(September 30, 2013) - The Department of Health and Human Services (HHS) published amended rules applicable to the Health Insurance Portability and Accountability Act (HIPAA) of 1996 in January 2013. As explained by the Secretary of HHS, healthcare has experienced significant changes since HIPAA was enacted in 1996. The implementation of electronic medical records is just one of those changes. The new HIPAA regulations are designed to provide patients with better privacy protection, and additional rights not included in the original HIPAA rules.
Medical facilities improved responsibility when it came to their client’s medical history. It caused hospitals to push their faculty to learn a more secure policy that made the patients feel at ease about give his or her personal background. The act provided the patients with the ability to control what is allowed or not such as who can know his or her appointment information. HIPAA lets people have access to medical history without going through unnecessary loops.

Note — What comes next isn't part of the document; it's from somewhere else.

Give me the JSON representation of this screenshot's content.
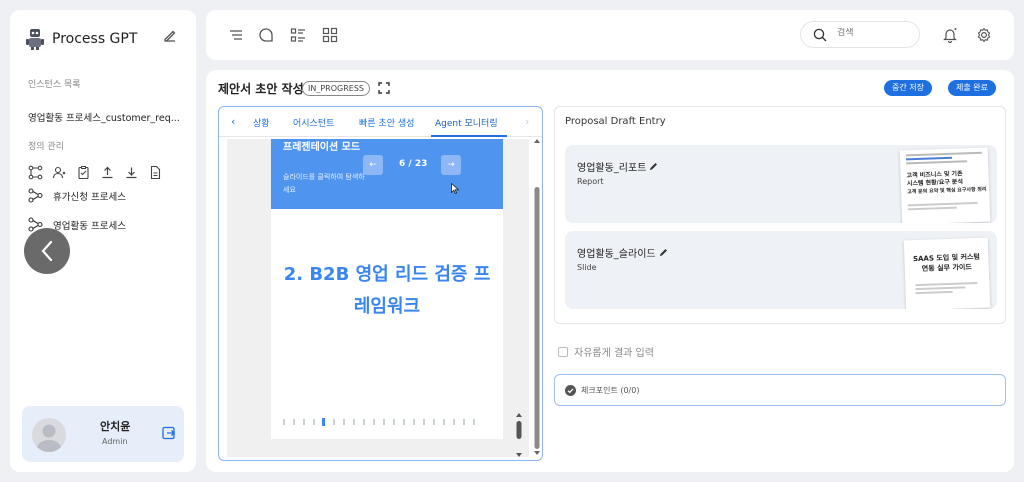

As a patient you know the rules but as a Medical Assistant or anything related to the medical field you should be more than experienced with what you can or cannot do related to the patient rights, privacy and obviously HIPPA rules. “The HIPAA Privacy Rule establishes national standards to protect individuals’ medical records and other personal health information and applies to health plans, health care clearinghouses, and those health care
The advantage of legislation such as HITECH Act, FDASIA, HIPPA, and ACA are a step to transform health care. This is done by enhancing privacy and security of patient data, provide better health care in expanding all aspects of patient care, including safety, effectiveness, communication, and education. Another advantage of the legislation is to improve efficiencies and lower health care costs by promoting devices for preventive medicine and improving coordination of medical services. The disadvantage of legislations in place for EHR is the increase in vulnerability for HIPPA and HITECH Act violations.
DATE: December 19, 2016 TO: New Employee FROM: Jessica Cionca SUBJECT: What to Avoid When Facing a Consistent Issue in the Healthcare Setting Summary: Given below is what to except as a new employee in the healthcare system as a Registration Representative. There are many positive benefits when working in the hospital, but there are several issues that could potentially terminate any employee.
Since HIPAA become mandatory on most of the health care organization, patient information is more secure compared to previous. Health care organization are investing huge amount of fund for safety measures to protect the patient information and i think this is the main concern in today's advanced health care
HIPAA is legislation that is mostly used in United States for the protection and privacy of the patient’s information. The medical information is protected by HIPAA whereby it ensures safe access to health and other personal information. HIPAA is therefore divided into five rules and regulations. There is private rule which ensures that all the information about individual’s health is highly protected. Private rule allows a good flow of health care information to ensure that an individual gets the best quality health care.
Being in the medical office, when not a your desk. Make sure lock your computer, don 't give out passwords, don 't talk about patient information when people can hear you. Definitely always log out of the computer. So no look, or access it. RE: Unit 3 Discussion: Medical Identity Theft 8/24/2015 1:59:00 PM